Nonhyperbolic reflection moveout of -waves: An overview and comparison of reasons

Next: HORIZONTAL REFLECTOR BENEATH A Up: Fomel & Grechka: Nonhyperbolic Previous: Introduction

# WEAK ANISOTROPY APPROXIMATION for VTI media

In transversely isotropic media, velocities of seismic waves depend on the direction of propagation measured from the symmetry axis. Thomsen (1986) introduced a notation for VTI media by replacing the elastic stiffness coefficients with the - and -wave velocities along the symmetry axis and three dimensionless anisotropic parameters. As shown by Tsvankin (Tsvankin, 1996), the -wave seismic signatures in VTI media can be conveniently expressed in terms of Thomsen's parameters and . Deviations of these parameters from zero characterize the relative strength of anisotropy. For small values of these parameters,the weak-anisotropy approximation (Thomsen, 1986; Tsvankin and Thomsen, 1994) reduces to simple linearization.

The squared group velocity of -waves in weakly anisotropic VTI media can be expressed as a function of the group angle measured from the vertical symmetry axis as follows:

 (1)

where is the -wave vertical velocity, and and are Thomsen's dimensionless anisotropic parameters, which are assumed to be small quantities:
 (2)

Both parameters are equal to zero in isotropic media.

Equation (1) is accurate up to the second-order terms in and . We retain this level of accuracy throughout the paper. As follows from equation (1), the velocity corresponding to ray propagation in the horizontal direction is

 (3)

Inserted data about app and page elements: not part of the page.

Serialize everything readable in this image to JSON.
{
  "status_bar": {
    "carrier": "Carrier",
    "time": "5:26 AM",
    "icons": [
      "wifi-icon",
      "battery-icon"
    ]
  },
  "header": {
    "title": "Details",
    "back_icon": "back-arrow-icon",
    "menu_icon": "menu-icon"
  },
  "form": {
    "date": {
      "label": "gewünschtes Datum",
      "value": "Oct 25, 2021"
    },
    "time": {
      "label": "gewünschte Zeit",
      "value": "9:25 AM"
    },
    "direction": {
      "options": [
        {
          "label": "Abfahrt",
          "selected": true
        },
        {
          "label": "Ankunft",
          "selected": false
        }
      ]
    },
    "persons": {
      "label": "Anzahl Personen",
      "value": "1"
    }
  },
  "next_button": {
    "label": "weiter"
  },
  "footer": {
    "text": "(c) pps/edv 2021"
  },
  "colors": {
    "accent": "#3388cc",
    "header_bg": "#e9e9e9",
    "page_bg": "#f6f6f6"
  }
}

Equation (3) is actually exact, valid for any strength of anisotropy. Another important quantity is the normal-moveout (NMO) velocity, , that determines the small-offset -wave reflection moveout in homogeneous VTI media above a horizontal reflector. Its exact expression is (Thomsen, 1986)
 (4)

If as, for example, in the ANNIE model proposed by Schoenberg et al. (1996), the normal-moveout velocity is equal to the vertical velocity.

It is convenient to rewrite equation (1) in the form

 (5)

where
 (6)

Equation (6) is the weak-anisotropy approximation for the anellipticity coefficient introduced by Alkhalifah and Tsvankin (1995). For the elliptic anisotropy, and . To see why the group-velocity function becomes elliptic in this case, note that for small
 (7)

Seismic data often indicate that , so the anellipticity coefficient is usually positive.

An equivalent form of equation (1) can be obtained in terms of the three characteristic velocities , , and :

 (8)

From equation (8), in the linear approximation the anelliptic behavior of velocity is controlled by the difference between the normal moveout and horizontal velocities or, equivalently, by the difference between anisotropic coefficients and .

We illustrate different types of the group velocities (wavefronts) in Figure 1. The wavefront, circular in the isotropic case (Figure 1a), becomes elliptical when (Figure 1b). In the ANNIE model, the vertical and NMO velocities are equal (Figure 1c). If and , the three characteristic velocities satisfy the inequality (Figure 1d).

nmofro
Figure 1.
Wavefronts in isotropic medium, (a), elliptically anisotropic medium, (b), ANNIE model, , (c), and anisotropic medium with , (d). Solid curves represent the wavefronts. Dashed lines correspond to isotropic wavefronts for the vertical and horizontal velocities.

 Nonhyperbolic reflection moveout of -waves: An overview and comparison of reasons

Next: HORIZONTAL REFLECTOR BENEATH A Up: Fomel & Grechka: Nonhyperbolic Previous: Introduction

2013-03-03